|List||Register of the National Estate (Non-statutory archive)|
|Legal Status||Registered (21/03/1978)|
|Place File No||1/06/312/0001|
|Statement of Significance|
The Prince Alfred Bridge at Gundagai has considerable technical and design significance.
The bridge is probably the oldest iron truss bridge built in New South Wales and the underslung Howe trusses are of an unusual design.
The timber approach spans are among the longest such timber structures in New South Wales.
The bridge is an important engineering achievement for its time. (Criteria B.2 and F.1)
The bridge had a lengthy association with transport, communications and trade on the very important Sydney-Melbourne route extending over a century; it has played a role in the development of south-eastern Australia. (Criterion A.4)
The bridge has social importance for the local community and for the many users of the bridge during its operation. (Criterion G.1)
With the nearby rail bridge, the Prince Alfred Bridge is a strong feature in the Gundagai landscape, spanning at some height the wide, flat flood plain of the Murrumbidgee. (Criterion E.1)
|Official Values Not Available|
|The Prince Alfred Bridge stands close to the site of the original crossing of the Murrumbidgee River used by early stockmen and even the explorer Charles Sturt. The existence of a crossing point here may well have played a part in the establishment of the town of Gundagai. The original town was built on the river flats over which the bridge passes, but it was largely destroyed, with considerable loss of life, by floods in 1852. Tenders for construction of the bridge were called in 1863 and the bridge was completed by 1867. Timber approach spans leading to the bridge from north and south were built by 1869, the work on the northern approach having been carried out by contractors, Hammond and Bocking, and another contractor, Baillie. In 1896 the northern approach was entirely rebuilt on a new alignment. The bridge was superceded by the opening of the new Sheahan Bridge in 1977; in 1984 the timber approach spans of the Prince Alfred were closed to vehicles. Located on the main Sydney-Melbourne route the bridge carried huge volumes of traffic in its day and was associated with transport and trade and the development of south-eastern Australia over a lengthy period. The Prince Alfred Bridge was probably the first iron truss bridge built in New South Wales and it features some unusual design aspects. The iron bridge section is 94m long and consists of three underslung Howe type trusses which are seated on four pairs of piers; the cast iron drums of the piers were cast at the Fitzroy Ironworks at Mittagong, the first iron foundry in Australia. The design is unusual in that whereas the lower chord normally supports the cross members, in this case the top chord does.

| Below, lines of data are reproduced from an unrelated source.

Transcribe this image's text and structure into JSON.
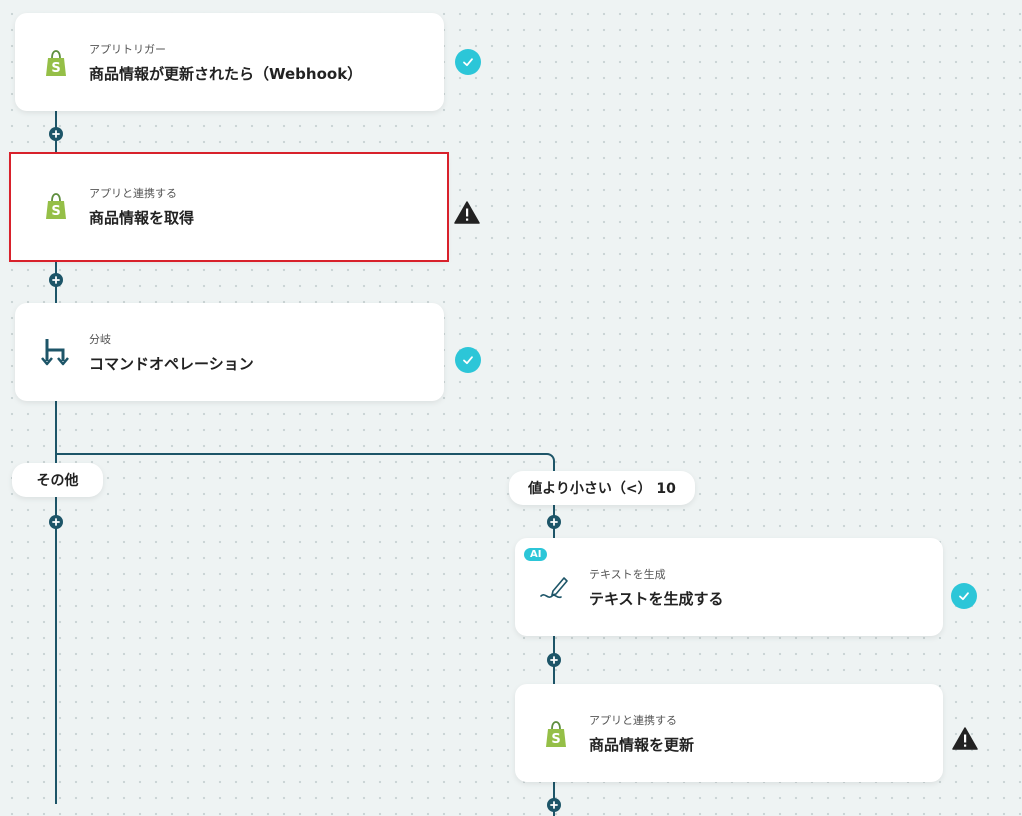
{
  "steps": [
    {
      "kind": "アプリトリガー",
      "title": "商品情報が更新されたら（Webhook）",
      "icon": "shopify-icon",
      "status": "complete"
    },
    {
      "kind": "アプリと連携する",
      "title": "商品情報を取得",
      "icon": "shopify-icon",
      "status": "warning"
    },
    {
      "kind": "分岐",
      "title": "コマンドオペレーション",
      "icon": "branch-icon",
      "status": "complete"
    }
  ],
  "branches": {
    "left_label": "その他",
    "right_label": "値より小さい（<） 10"
  },
  "right_steps": [
    {
      "badge": "AI",
      "kind": "テキストを生成",
      "title": "テキストを生成する",
      "icon": "pen-icon",
      "status": "complete"
    },
    {
      "kind": "アプリと連携する",
      "title": "商品情報を更新",
      "icon": "shopify-icon",
      "status": "warning"
    }
  ],
  "colors": {
    "line": "#1d5568",
    "check": "#2cc6d8",
    "selected_outline": "#d8212b",
    "shopify_green": "#95bf47"
  }
}
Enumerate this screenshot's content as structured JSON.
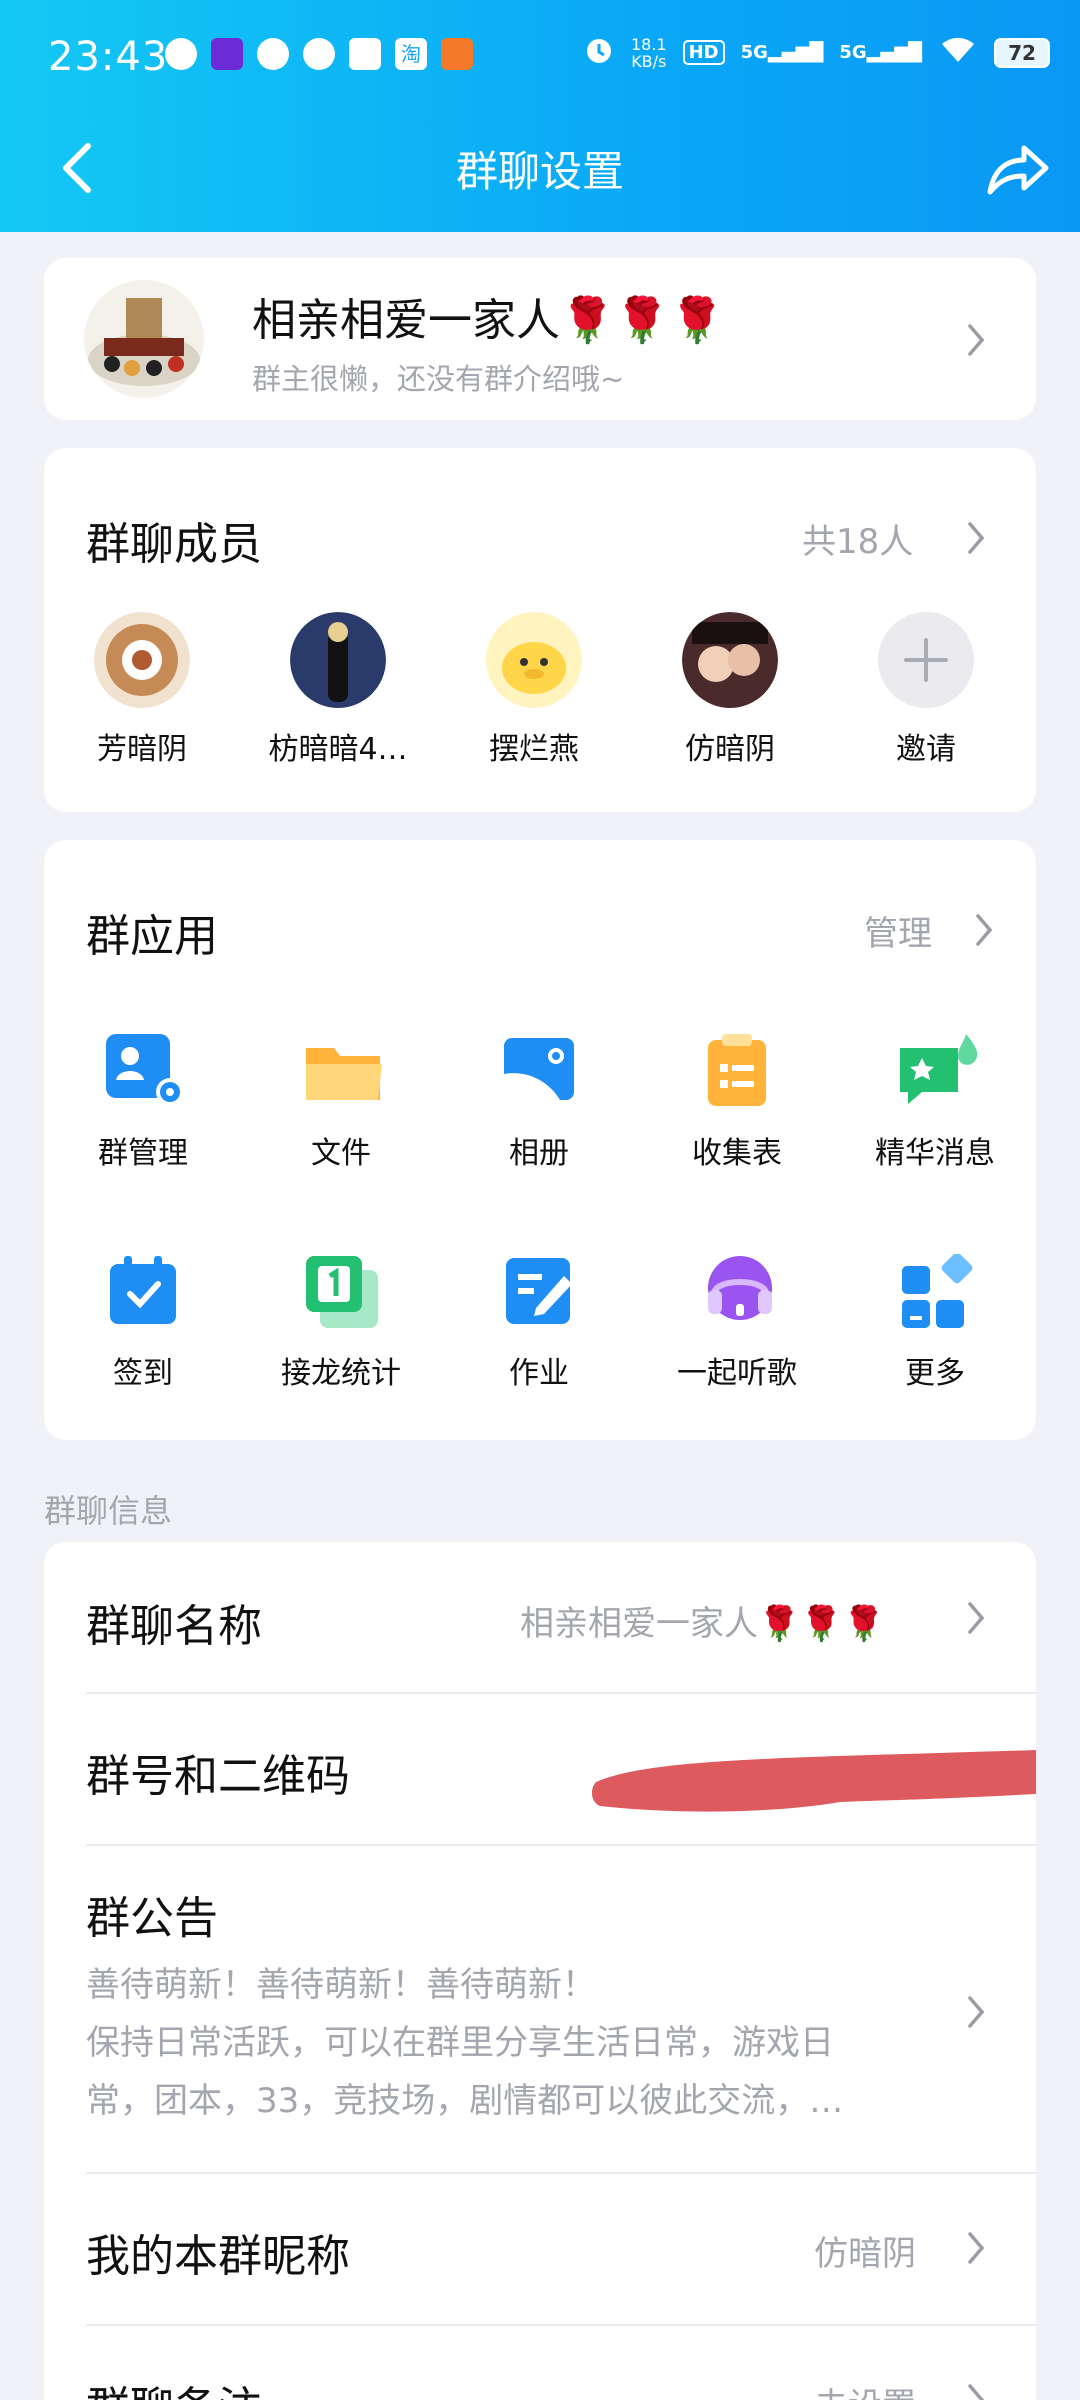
{
  "status_bar": {
    "time": "23:43",
    "net_speed_value": "18.1",
    "net_speed_unit": "KB/s",
    "hd_label": "HD",
    "signal_1": "5G",
    "signal_2": "5G",
    "battery": "72",
    "taobao_glyph": "淘"
  },
  "nav": {
    "title": "群聊设置",
    "back_icon": "back-arrow-icon",
    "share_icon": "share-icon"
  },
  "group": {
    "name": "相亲相爱一家人🌹🌹🌹",
    "description": "群主很懒，还没有群介绍哦~"
  },
  "members": {
    "title": "群聊成员",
    "count_text": "共18人",
    "items": [
      {
        "name": "芳暗阴"
      },
      {
        "name": "枋暗暗4…"
      },
      {
        "name": "摆烂燕"
      },
      {
        "name": "仿暗阴"
      },
      {
        "name": "邀请"
      }
    ]
  },
  "apps": {
    "title": "群应用",
    "manage_label": "管理",
    "items": [
      {
        "label": "群管理",
        "icon": "group-manage-icon",
        "color": "#1e8ef5"
      },
      {
        "label": "文件",
        "icon": "folder-icon",
        "color": "#ffb33a"
      },
      {
        "label": "相册",
        "icon": "album-icon",
        "color": "#1e8ef5"
      },
      {
        "label": "收集表",
        "icon": "clipboard-icon",
        "color": "#ffb33a"
      },
      {
        "label": "精华消息",
        "icon": "essence-message-icon",
        "color": "#22c070"
      },
      {
        "label": "签到",
        "icon": "calendar-check-icon",
        "color": "#1e8ef5"
      },
      {
        "label": "接龙统计",
        "icon": "relay-stats-icon",
        "color": "#22c070"
      },
      {
        "label": "作业",
        "icon": "homework-icon",
        "color": "#1e8ef5"
      },
      {
        "label": "一起听歌",
        "icon": "listen-together-icon",
        "color": "#9a55f0"
      },
      {
        "label": "更多",
        "icon": "more-grid-icon",
        "color": "#1e8ef5"
      }
    ]
  },
  "info": {
    "section_label": "群聊信息",
    "group_name_title": "群聊名称",
    "group_name_value": "相亲相爱一家人🌹🌹🌹",
    "qr_title": "群号和二维码",
    "notice_title": "群公告",
    "notice_line1": "善待萌新！善待萌新！善待萌新！",
    "notice_line2": "保持日常活跃，可以在群里分享生活日常，游戏日",
    "notice_line3": "常，团本，33，竞技场，剧情都可以彼此交流，…",
    "nickname_title": "我的本群昵称",
    "nickname_value": "仿暗阴",
    "remark_title": "群聊备注",
    "remark_value": "未设置"
  }
}
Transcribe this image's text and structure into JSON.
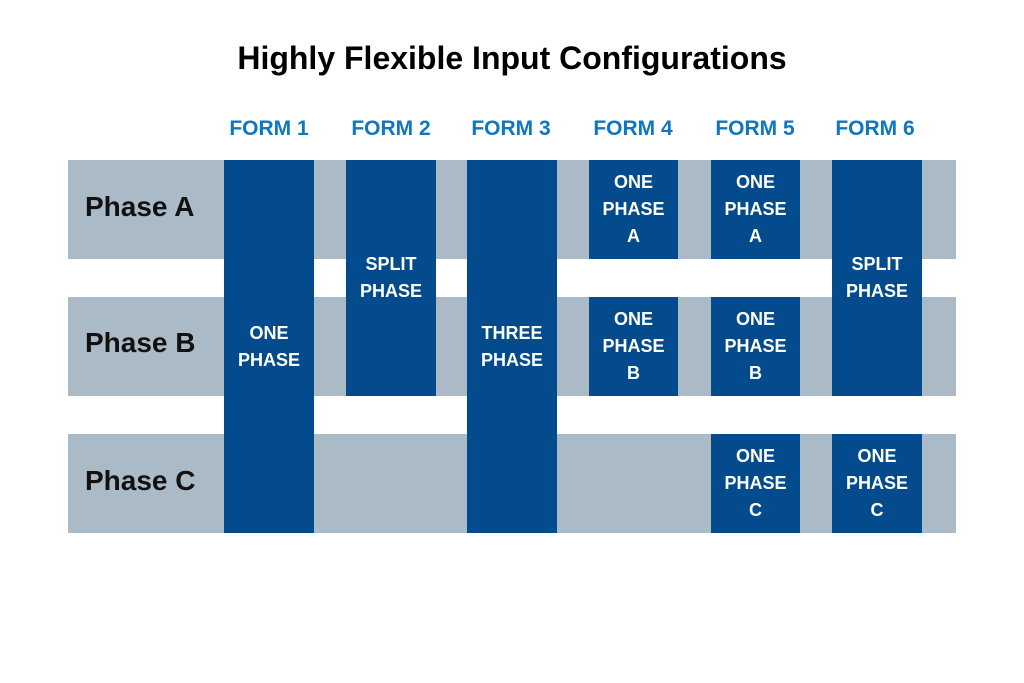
{
  "title": "Highly Flexible Input Configurations",
  "colors": {
    "form_label": "#0f76c0",
    "band": "#abbac7",
    "block": "#034b8c"
  },
  "forms": [
    "FORM 1",
    "FORM 2",
    "FORM 3",
    "FORM 4",
    "FORM 5",
    "FORM 6"
  ],
  "phases": [
    "Phase A",
    "Phase B",
    "Phase C"
  ],
  "blocks": {
    "form1": [
      "ONE",
      "PHASE"
    ],
    "form2": [
      "SPLIT",
      "PHASE"
    ],
    "form3": [
      "THREE",
      "PHASE"
    ],
    "form4a": [
      "ONE",
      "PHASE",
      "A"
    ],
    "form4b": [
      "ONE",
      "PHASE",
      "B"
    ],
    "form5a": [
      "ONE",
      "PHASE",
      "A"
    ],
    "form5b": [
      "ONE",
      "PHASE",
      "B"
    ],
    "form5c": [
      "ONE",
      "PHASE",
      "C"
    ],
    "form6ab": [
      "SPLIT",
      "PHASE"
    ],
    "form6c": [
      "ONE",
      "PHASE",
      "C"
    ]
  }
}
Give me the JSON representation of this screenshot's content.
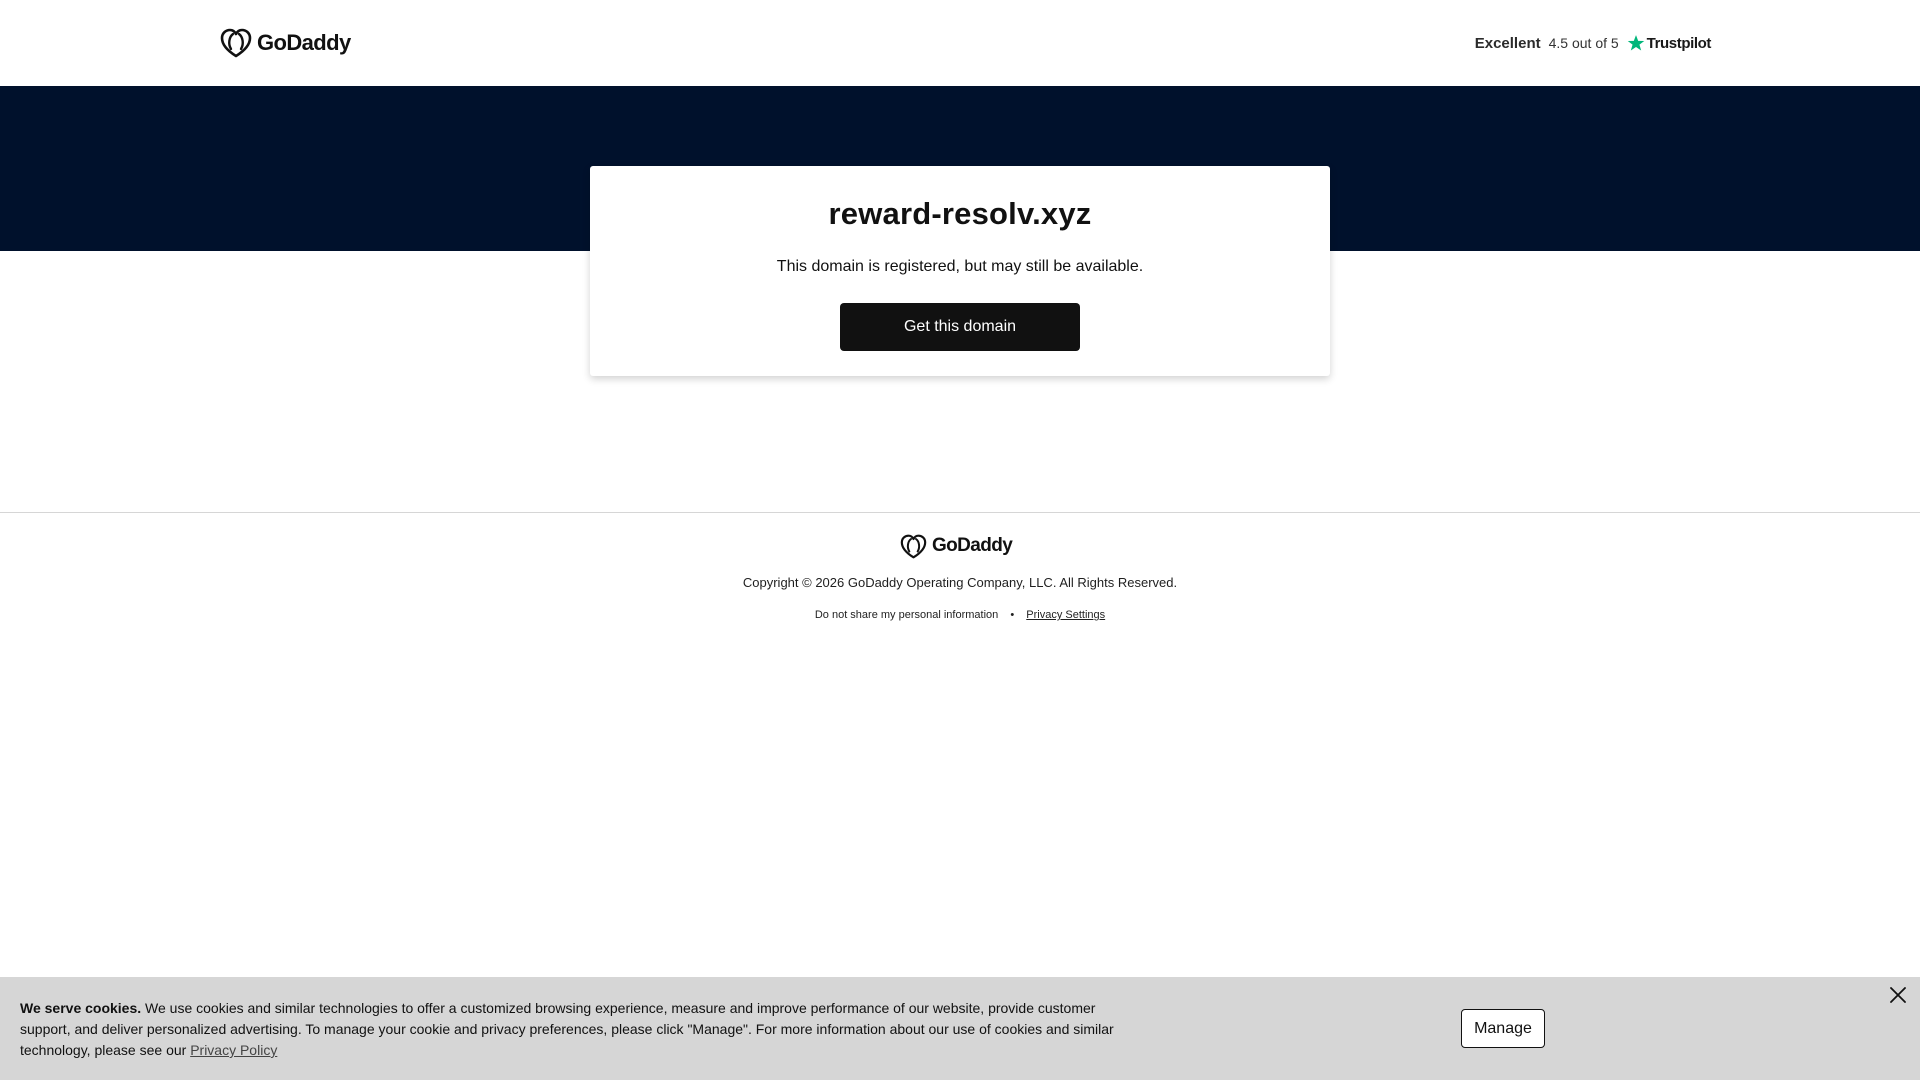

The top chord is also continuous through the three spans. It is supported by roller bearings on standards fixed to each pier. The decking of the road surface is supported by two layers of planks placed at right angles. The southern timber approach is 18m long. The northern approach consists of seventy five spans each over 10m long and one span of over 8m; the total length is 809m. Each trestle pier is built of four timber piles. The total length of the iron bridge and the timber approaches is 921m. The whole bridge structure is a major feature at Gundagai as it crosses the wide, flat flood plain. It and the nearby rail bridge (which is also registered) complement one another.|
|History Not Available|
|Condition and Integrity|
|While the bridge was still in use the bridge timbers were periodically replaced. Following the opening of the Sheahan Bridge in 1977 there arose the possibility of the approach spans being demolished. In response to this threat in 1979 a group called the Prince Alfred Bridge Committee was formed with the aim of conserving the structure. In 1986 this group became Gundagai's Historic Bridges Incorporated. An National Estate Grants Program funded study of the bridge was completed by 1985. (December 1992)|
|Spans the Murrumbidgee River between Gundagai and South Gundagai.|
Prince Alfred Bridge Committee, "Interim Report", Gundagai 1986. |
O'Connor, Colin, "Register of Australian Historic Bridges", Canberra
Information from the National Trust of Australia (New South Wales).
Hughes Trueman Ludlow, "Prince Alfred Bridge Gundagai, Timber Approach
Prince Alfred Bridge, Gundagai. 1996. Final NEGP Report.
Report Produced Tue Sep 2 16:44:11 2014